Boeing 737 Max fix will take additional weeks: FAAtext_fields
Washington: The US' Federal Aviation Administration (FAA) has said that Boeing's 737 MAX jets will remain grounded for weeks as the plane maker is continuing to work on a software fix.
Boeing had said it would submit the fix to the FAA last week, and it had gathered hundreds of industry representatives at its Seattle-area facilities on March 27 to demonstrate the software changes, CNN reported.
But the FAA said on Monday that the company concluded that "additional work" was needed.
"The FAA expects to receive Boeing's final package of its software enhancement over the coming weeks for FAA approval," the agency said in a statement.
"Time is needed for additional work by Boeing as the result of an ongoing review of the 737 MAX Flight Control System to ensure that Boeing has identified and appropriately addressed all pertinent issues."
Boeing acknowledged the new timeline, saying in a statement that the software change would be "completed in the coming weeks". It did not say why the timeline had changed.
"Safety is our first priority, and we will take a thorough and methodical approach to the development and testing of the update to ensure we take the time to get it right," the company said.
An aviation source told CNN that Boeing had discovered "an additional piece to address" in the final review of the new software and that integrating new flight control software on a complex aircraft takes time.
Prior to the discovery, Boeing had expected the new software to be ready within days.
American Airlines said on Monday that it was aware that the MAX "may be further delayed" in returning to service.

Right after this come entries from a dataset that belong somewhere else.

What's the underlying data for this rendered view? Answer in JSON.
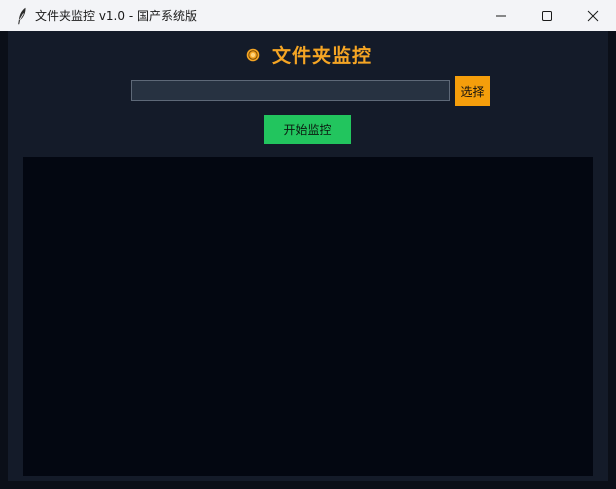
{
  "window": {
    "title": "文件夹监控  v1.0  -  国产系统版"
  },
  "titlebar_icons": {
    "app": "feather-icon",
    "minimize": "minimize-icon",
    "maximize": "maximize-icon",
    "close": "close-icon"
  },
  "header": {
    "title": "文件夹监控",
    "icon": "orange-circle-icon"
  },
  "folder_input": {
    "value": "",
    "placeholder": ""
  },
  "buttons": {
    "select_label": "选择",
    "start_label": "开始监控"
  },
  "log": {
    "content": ""
  },
  "colors": {
    "accent": "#f5a524",
    "select_button": "#f59e0b",
    "start_button": "#22c55e",
    "background": "#141b29",
    "log_background": "#030711"
  }
}
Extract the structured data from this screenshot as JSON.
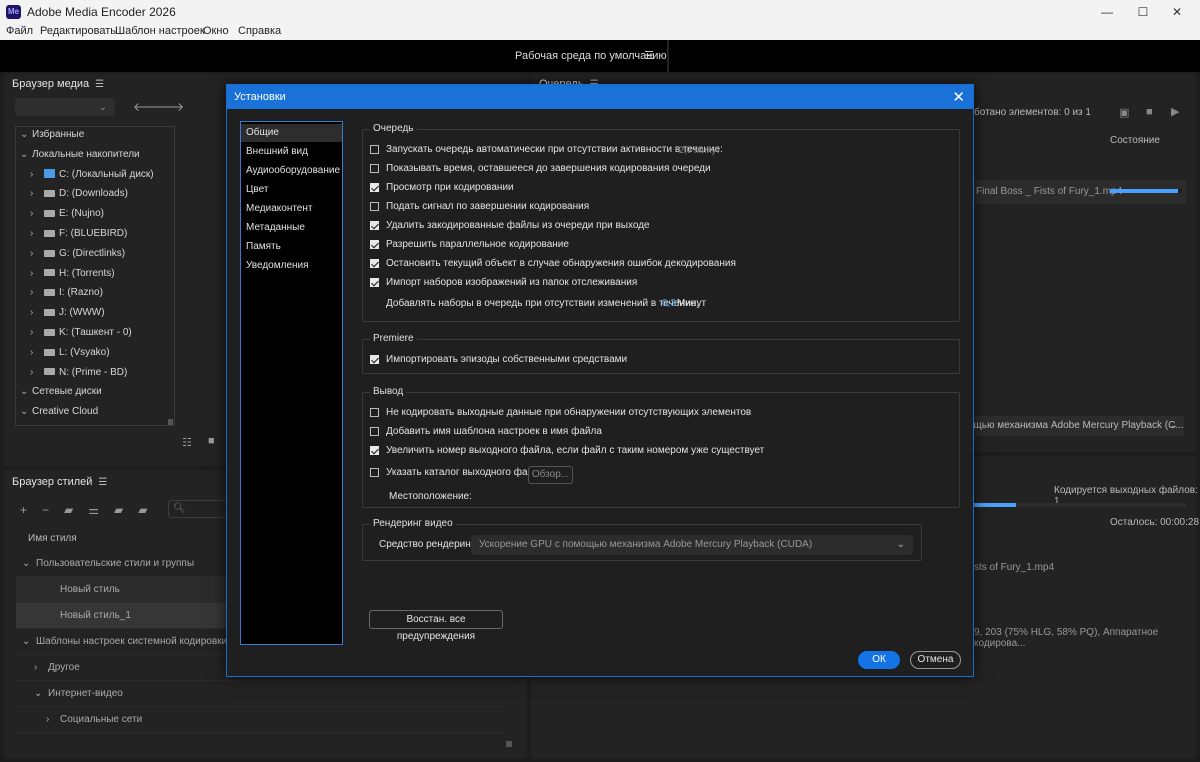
{
  "window": {
    "title": "Adobe Media Encoder 2026",
    "app_icon": "Me",
    "controls": [
      "—",
      "☐",
      "✕"
    ]
  },
  "menu": [
    "Файл",
    "Редактировать",
    "Шаблон настроек",
    "Окно",
    "Справка"
  ],
  "workspace": {
    "label": "Рабочая среда по умолчанию",
    "menu_icon": "☰"
  },
  "media_browser": {
    "title": "Браузер медиа",
    "tree": [
      {
        "label": "Избранные",
        "level": 0,
        "expanded": true,
        "drive": "none"
      },
      {
        "label": "Локальные накопители",
        "level": 0,
        "expanded": true,
        "drive": "none"
      },
      {
        "label": "C: (Локальный диск)",
        "level": 1,
        "expanded": false,
        "drive": "system"
      },
      {
        "label": "D: (Downloads)",
        "level": 1,
        "expanded": false,
        "drive": "disk"
      },
      {
        "label": "E: (Nujno)",
        "level": 1,
        "expanded": false,
        "drive": "disk"
      },
      {
        "label": "F: (BLUEBIRD)",
        "level": 1,
        "expanded": false,
        "drive": "disk"
      },
      {
        "label": "G: (Directlinks)",
        "level": 1,
        "expanded": false,
        "drive": "disk"
      },
      {
        "label": "H: (Torrents)",
        "level": 1,
        "expanded": false,
        "drive": "disk"
      },
      {
        "label": "I: (Razno)",
        "level": 1,
        "expanded": false,
        "drive": "disk"
      },
      {
        "label": "J: (WWW)",
        "level": 1,
        "expanded": false,
        "drive": "disk"
      },
      {
        "label": "K: (Ташкент - 0)",
        "level": 1,
        "expanded": false,
        "drive": "disk"
      },
      {
        "label": "L: (Vsyako)",
        "level": 1,
        "expanded": false,
        "drive": "disk"
      },
      {
        "label": "N: (Prime - BD)",
        "level": 1,
        "expanded": false,
        "drive": "disk"
      },
      {
        "label": "Сетевые диски",
        "level": 0,
        "expanded": true,
        "drive": "none"
      },
      {
        "label": "Creative Cloud",
        "level": 0,
        "expanded": true,
        "drive": "none"
      }
    ]
  },
  "style_browser": {
    "title": "Браузер стилей",
    "column": "Имя стиля",
    "rows": [
      {
        "label": "Пользовательские стили и группы",
        "indent": 0,
        "arrow": "⌄",
        "state": ""
      },
      {
        "label": "Новый стиль",
        "indent": 2,
        "arrow": "",
        "state": "dim"
      },
      {
        "label": "Новый стиль_1",
        "indent": 2,
        "arrow": "",
        "state": "sel"
      },
      {
        "label": "Шаблоны настроек системной кодировки",
        "indent": 0,
        "arrow": "⌄",
        "state": ""
      },
      {
        "label": "Другое",
        "indent": 1,
        "arrow": "›",
        "state": ""
      },
      {
        "label": "Интернет-видео",
        "indent": 1,
        "arrow": "⌄",
        "state": ""
      },
      {
        "label": "Социальные сети",
        "indent": 2,
        "arrow": "›",
        "state": ""
      }
    ]
  },
  "queue": {
    "title": "Очередь",
    "processed": "ботано элементов: 0 из 1",
    "status_col": "Состояние",
    "file": "Final Boss _ Fists of Fury_1.mp4",
    "file_progress": 0.95,
    "renderer_select": "ощью механизма Adobe Mercury Playback (C..."
  },
  "encoding": {
    "outputs": "Кодируется выходных файлов: 1",
    "remaining": "Осталось: 00:00:28",
    "progress": 0.2,
    "file": "sts of Fury_1.mp4",
    "meta": "9, 203 (75% HLG, 58% PQ), Аппаратное кодирова..."
  },
  "dialog": {
    "title": "Установки",
    "close_icon": "✕",
    "nav": [
      {
        "label": "Общие",
        "active": true
      },
      {
        "label": "Внешний вид",
        "active": false
      },
      {
        "label": "Аудиооборудование",
        "active": false
      },
      {
        "label": "Цвет",
        "active": false
      },
      {
        "label": "Медиаконтент",
        "active": false
      },
      {
        "label": "Метаданные",
        "active": false
      },
      {
        "label": "Память",
        "active": false
      },
      {
        "label": "Уведомления",
        "active": false
      }
    ],
    "queue_group": {
      "title": "Очередь",
      "items": [
        {
          "label": "Запускать очередь автоматически при отсутствии активности в течение:",
          "checked": false,
          "suffix": "2,0 Минут"
        },
        {
          "label": "Показывать время, оставшееся до завершения кодирования очереди",
          "checked": false
        },
        {
          "label": "Просмотр при кодировании",
          "checked": true
        },
        {
          "label": "Подать сигнал по завершении кодирования",
          "checked": false
        },
        {
          "label": "Удалить закодированные файлы из очереди при выходе",
          "checked": true
        },
        {
          "label": "Разрешить параллельное кодирование",
          "checked": true
        },
        {
          "label": "Остановить текущий объект в случае обнаружения ошибок декодирования",
          "checked": true
        },
        {
          "label": "Импорт наборов изображений из папок отслеживания",
          "checked": true
        }
      ],
      "sub_label": "Добавлять наборы в очередь при отсутствии изменений в течение:",
      "sub_value": "0,3",
      "sub_unit": "Минут"
    },
    "premiere_group": {
      "title": "Premiere",
      "items": [
        {
          "label": "Импортировать эпизоды собственными средствами",
          "checked": true
        }
      ]
    },
    "output_group": {
      "title": "Вывод",
      "items": [
        {
          "label": "Не кодировать выходные данные при обнаружении отсутствующих элементов",
          "checked": false
        },
        {
          "label": "Добавить имя шаблона настроек в имя файла",
          "checked": false
        },
        {
          "label": "Увеличить номер выходного файла, если файл с таким номером уже существует",
          "checked": true
        },
        {
          "label": "Указать каталог выходного файла:",
          "checked": false
        }
      ],
      "browse_label": "Обзор...",
      "location_label": "Местоположение:"
    },
    "render_group": {
      "title": "Рендеринг видео",
      "label": "Средство рендеринга:",
      "value": "Ускорение GPU с помощью механизма Adobe Mercury Playback (CUDA)"
    },
    "reset_warnings": "Восстан. все предупреждения",
    "ok": "ОК",
    "cancel": "Отмена"
  },
  "colors": {
    "accent": "#1473e6",
    "dialog_border": "#1a6bd0"
  }
}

It has been forced to cancel dozens of flights daily while the planes await a fix.
American operates 24 MAX 8 airplanes and Southwest operates 34. United Airlines operates 14 of the larger 737 MAX 9 jets.
The FAA followed other countries' aviation authorities in grounding the MAX on March 13 following the second crash in less than five months.
The agency said it had reviewed satellite data and physical evidence that showed similarities between the Lion Air flight that crashed in October and the Ethiopian Airlines flight that crashed in March 13.
A preliminary report on the Ethiopian accident is expected in the coming days.
The FAA also said on Monday that the software changes would require a "rigorous safety review".
"The FAA will not approve the software for installation until the FAA is satisfied with the submission," it added.